Last month the National Trust made a submission to the West Gate Tunnel Project Environmental Effects Statement (EES) released by the Western Distributor Authority, following a 6 week exhibition process from 29 May to 10 July 2017. The National Trust’s primary concern regarding this project is the impact to natural heritage due to widespread losses of healthy mature trees, long term impacts on native vegetation, particularly within the waterways and environs of Moonee Ponds Creek and Stony Creek and the visual impact on heritage places. Substantial green infrastructure is proposed to be removed across entire footprint of the project with an estimated 3,347 trees degraded or removed, including 2,954 medium to long term viability trees. Read our full submission here.
Waterways and environs of Moonee Ponds Creek and Stony Creek
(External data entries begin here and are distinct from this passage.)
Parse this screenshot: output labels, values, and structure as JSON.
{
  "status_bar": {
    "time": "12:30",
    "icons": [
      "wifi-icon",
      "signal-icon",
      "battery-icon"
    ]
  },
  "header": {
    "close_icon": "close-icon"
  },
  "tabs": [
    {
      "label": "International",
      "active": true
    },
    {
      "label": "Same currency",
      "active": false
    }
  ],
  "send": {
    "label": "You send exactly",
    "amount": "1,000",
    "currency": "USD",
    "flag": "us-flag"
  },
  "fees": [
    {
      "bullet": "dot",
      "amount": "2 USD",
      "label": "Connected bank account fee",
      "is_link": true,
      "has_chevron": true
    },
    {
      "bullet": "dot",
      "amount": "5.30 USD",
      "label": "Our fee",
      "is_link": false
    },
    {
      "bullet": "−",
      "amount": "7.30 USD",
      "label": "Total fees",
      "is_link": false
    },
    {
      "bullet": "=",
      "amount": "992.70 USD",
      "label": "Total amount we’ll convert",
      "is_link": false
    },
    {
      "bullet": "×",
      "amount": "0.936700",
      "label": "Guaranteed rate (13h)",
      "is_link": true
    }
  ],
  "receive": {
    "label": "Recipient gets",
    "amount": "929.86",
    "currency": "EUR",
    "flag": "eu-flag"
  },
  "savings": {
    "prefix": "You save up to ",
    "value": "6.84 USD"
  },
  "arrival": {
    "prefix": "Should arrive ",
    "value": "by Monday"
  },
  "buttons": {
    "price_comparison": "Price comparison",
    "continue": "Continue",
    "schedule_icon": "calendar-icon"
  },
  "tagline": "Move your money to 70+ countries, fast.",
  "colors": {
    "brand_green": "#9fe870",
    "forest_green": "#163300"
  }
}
The environmental values of the Stony Creek and the Hyde Street reserve will be impacted by the off-ramp connecting the West Gate Freeway to Hyde Street proposed by the WGTP, pictured below. The construction of the off-ramp and its associated piers are considered to impact the flow and hydrology of Stony Creek and its associated vegetation. The EES documentation contained alternatives for the Hyde Street ramp across Stony Creek and we advocated for these options to be pursued.
The WGTP proposes to widen the CityLink crossing of Moonee Ponds Creek, with the addition of new on and off ramps. The ecological value of the Moonee Ponds Creek corridor will be compromised by this extended structure which will see more of this section of the creek under permanent shade, impacting on the natural heritage values of the site. While recognising that existing infrastructure already exists across the Moonee Ponds Creek, NTAV has concerns regarding this additional infrastructure which will impact on the City of Melbourne’s intentions to rejuvenate its ecological values in the future.
Westbound southern and northern portal ventilation structure
Portal and ventilation structures are proposed at each end of the tunnel component of the project. These are substantial built structures, with a height in excess of 50m and length of 200m. The scale and height of these portals will form a significant landmark dominating the surrounding landscapes of the Bradmill industrial site and the Yarraville Gardens. We submitted that the size and scale of the portal structures be reconsidered to account for the heritage values of the surrounding landscape and its residential setting.
We maintain concerns regarding impacts on the Yarraville Gardens (HO138, City of Maribyrnong) including tree removal, groundwater drawdown and extent of nearby built infrastructure associated with the WGTP. The Yarraville Gardens are locally significant as the earliest surviving public garden in the municipality and contain a significant collection of mature trees. The combined visual impact of the portal, raised shared path and associated freeway infrastructure on the Yarraville Gardens will have a significant impact on the heritage values of the gardens. This impact is made more problematic given the scarcity of such values elsewhere in the municipality.
Maribyrnong River crossing
We have serious concerns that the WGTP proposed Maribyrnong River crossing adversely impacts upon the heritage significance and context of the Maribyrnong River, including view-lines and the associations of built heritage with the river environment. The height and scale of these bridges has an impact the river association and built context of several heritage buildings on the west side of the river. These buildings include the Barnett Glass Rubber factory (HO78, Maribyrnong City Council) and the Mowling’s Soap & Candle works (HO178, Maribyrnong City Council). The context of these buildings in relation to the Maribyrnong River and the surrounding urban environment will be permanently disrupted by the proposed bridges which overshadow the scale of these buildings. This would have an unreasonable impact on the Maribyrnong River context, view-lines and historical connections to the development of the city, and we submitted that detailed design and siting for these bridges should be reconsidered to mitigate these concerns, and in so doing be more responsive to the significance of the river environment.
An independent Inquiry and Advisory Committee (IAC) has been appointed to consider the EES and public submissions. The IAC will conduct public hearings that are scheduled to begin on 14 August 2017.